Owen plays Jack Manfred a struggling writer persuaded by his father ( Nicholas Ball ) to return to the world of casinos. He gets a job as a croupier in a London casino to the disapproval of his girlfriend Marian ( Gina McKee ) and soon gets involved with fellow dealer Bella ( Kate ) and all manner of shady goings on. He also gets involved with a punter Jani ( Alex Kingston ) who comes up with a dangerous proposition.
This is a very aggravating film which always disappoints just as it's threatening to get interesting. There are two major problems. One is the concept that Jack is writing a book about his experiences so you have much of the action explained by Owen's third person voiceover with plenty of laboured gambling metaphors. This rapidly becomes very irritating. The other problem is that none of the plot strands seem to be resolved; even the death of a major character is left hanging in the air.
Owen gives his usual plank-ish performance. McKee struggles to make sense of an unconvincing character and Ball is as dislikeable as ever. The pluses are Kingston ( briefly nude at one point ) and Alexander Morton as the straight casino boss. Although second-billed, Kate isn't actually in it that much and her character doesn't make a lot of sense either. She is briefly topless but looks rather dowdy for most of the film.
12. Heart ( 1999 )
13. The Announcement ( 2000 )
14. Die Helden ( 2000 )
15. I Am Dina ( 2002 )
If this one really does mark the end of Kate's film career it wasn't a bad pick for a swansong.
It's a Norwegian melodrama with a largely home grown cast. Dina is a young girl in nineteenth century rural Norway who inadvertently causes the death of her mother in a terrible accident ( one of the most horrendous screen deaths I've ever seen ). Shut out by her grieving father ( Bjorn Floberg ) the adult Dina ( Maria Bonnevie ) grows up to be a woman of violent passions , haunted by her mother's ghost and unable to shake off her association with loss and death. Just your typical Scandinavian feelgood movie really.
It's not all doom and gloom though. There are humorous moments usually at the expense of Gerard Depardieu as the husband who finds he's bitten off more than he can chew with Dina.

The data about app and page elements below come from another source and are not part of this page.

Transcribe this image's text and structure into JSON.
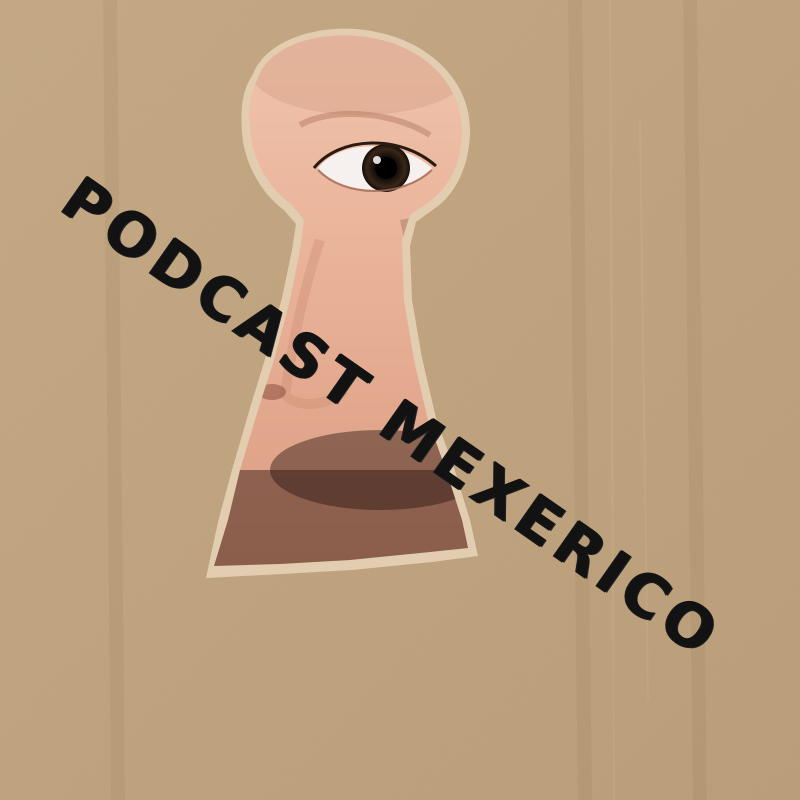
{
  "title": "PODCAST MEXERICO",
  "colors": {
    "cardboard": "#c4a884",
    "cardboard_light": "#d2b995",
    "skin": "#e8b59c",
    "text": "#121212"
  }
}
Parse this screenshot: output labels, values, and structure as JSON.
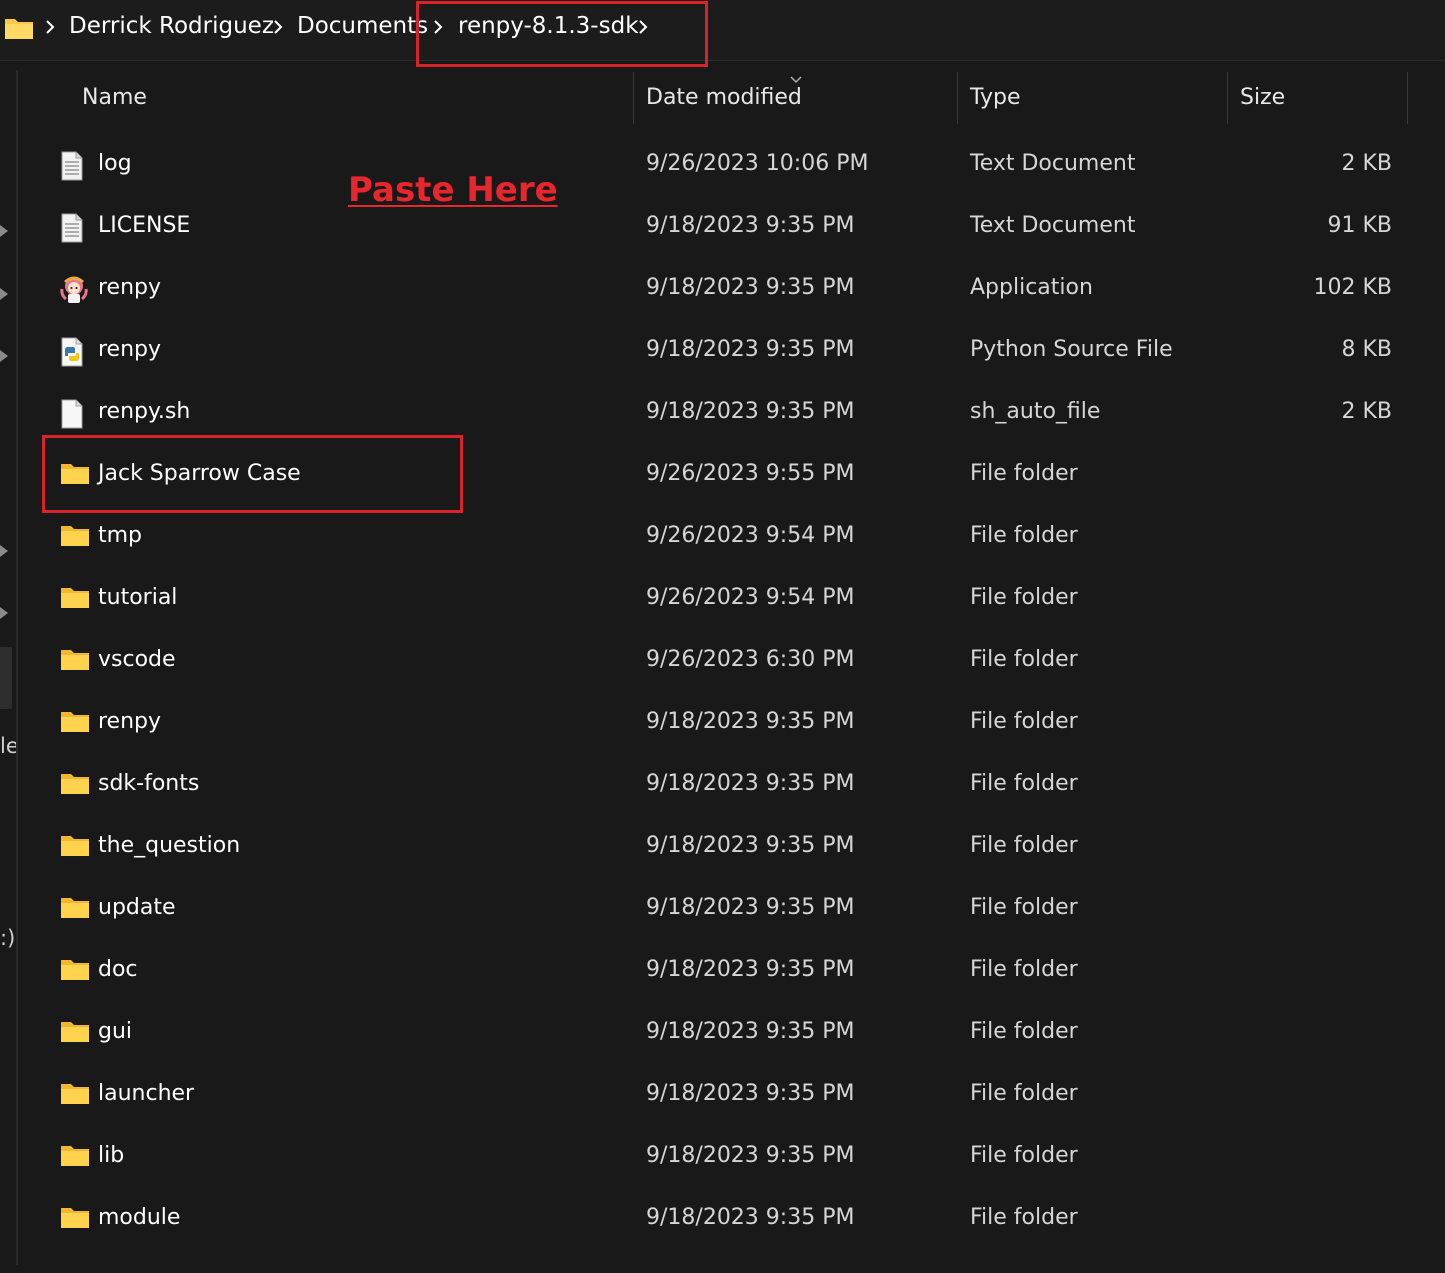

Women viewers no doubt cheer as Dina regularly worsts almost every male assailant in a fight and takes command in both bedroom and board room. It's not unfair to the men ; even the most unpleasant character, Dina's resentful stepson Niels ( Mads Mikkelson ) an embezzler and rapist is allowed some humanity. The cinematography is superb although admittedly it would take a genius to make a mess of Norway's scenic qualities.
I have the odd quibble. Sometimes it's hard to make out the dialogue with the Norwegian accents and it's a bit too long. Dina's affair with a Russian anarchist ( Christopher Eccleston ) is the least interesting of her relationships but dominates the latter part of the film.
As Dina , Maria Bonnevie is stunningly beautiful especially in the nude scenes ; her breasts are stupendous. She also makes light work of the physical demands of the role. I'd hesitate to call her a fantastic actress because she relies too much on a wide-eyed fixed stare which becomes wearing over two hours. The supporting performances are all good particularly Depardieu as the pathetic beta male and Floberg as the father whose heart has turned to ice.
Kate has a small-ish role as Stena the wet nurse ( though I suspect it isn't her breast in the feeding shot ) and, subsequently , nanny to Dina's son. She has one good scene giving her a triumph over Niels in a stormy encounter.
Kate's never going to be a major star now but as she's still a working actress on TV there's no real reason why we won't get to add another film here.